Exercise details: Examine each line of the data. Copy the line if it includes the word "icon".
§
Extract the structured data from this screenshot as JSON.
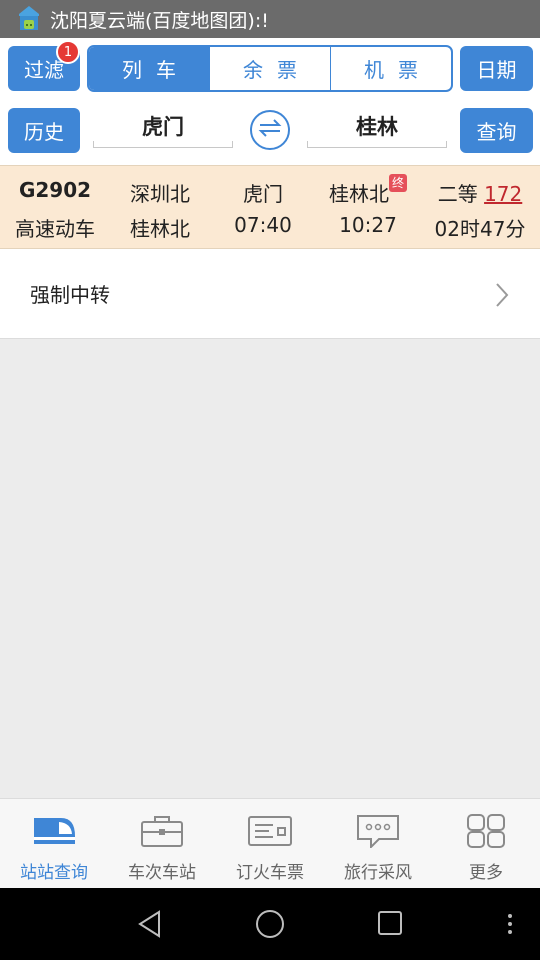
{
  "status_bar": {
    "title": "沈阳夏云端(百度地图团):!"
  },
  "toolbar": {
    "filter_label": "过滤",
    "filter_badge": "1",
    "date_label": "日期",
    "history_label": "历史",
    "query_label": "查询",
    "segments": [
      {
        "label": "列车",
        "active": true
      },
      {
        "label": "余票",
        "active": false
      },
      {
        "label": "机票",
        "active": false
      }
    ]
  },
  "search": {
    "from": "虎门",
    "to": "桂林"
  },
  "result": {
    "train_no": "G2902",
    "train_type": "高速动车",
    "origin": "深圳北",
    "terminal": "桂林北",
    "depart_station": "虎门",
    "arrive_station": "桂林北",
    "end_tag": "终",
    "depart_time": "07:40",
    "arrive_time": "10:27",
    "seat_class": "二等",
    "price": "172",
    "duration": "02时47分"
  },
  "transfer": {
    "label": "强制中转"
  },
  "bottom_nav": [
    {
      "label": "站站查询",
      "icon": "train-icon",
      "active": true
    },
    {
      "label": "车次车站",
      "icon": "briefcase-icon",
      "active": false
    },
    {
      "label": "订火车票",
      "icon": "ticket-icon",
      "active": false
    },
    {
      "label": "旅行采风",
      "icon": "chat-bubble-icon",
      "active": false
    },
    {
      "label": "更多",
      "icon": "grid-icon",
      "active": false
    }
  ],
  "colors": {
    "accent": "#3f86d6",
    "result_bg": "#fbe9d3",
    "price": "#c0282e",
    "badge": "#e53935"
  }
}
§
Worked solution:
      "icon": "train-icon",
      "icon": "briefcase-icon",
      "icon": "ticket-icon",
      "icon": "chat-bubble-icon",
      "icon": "grid-icon",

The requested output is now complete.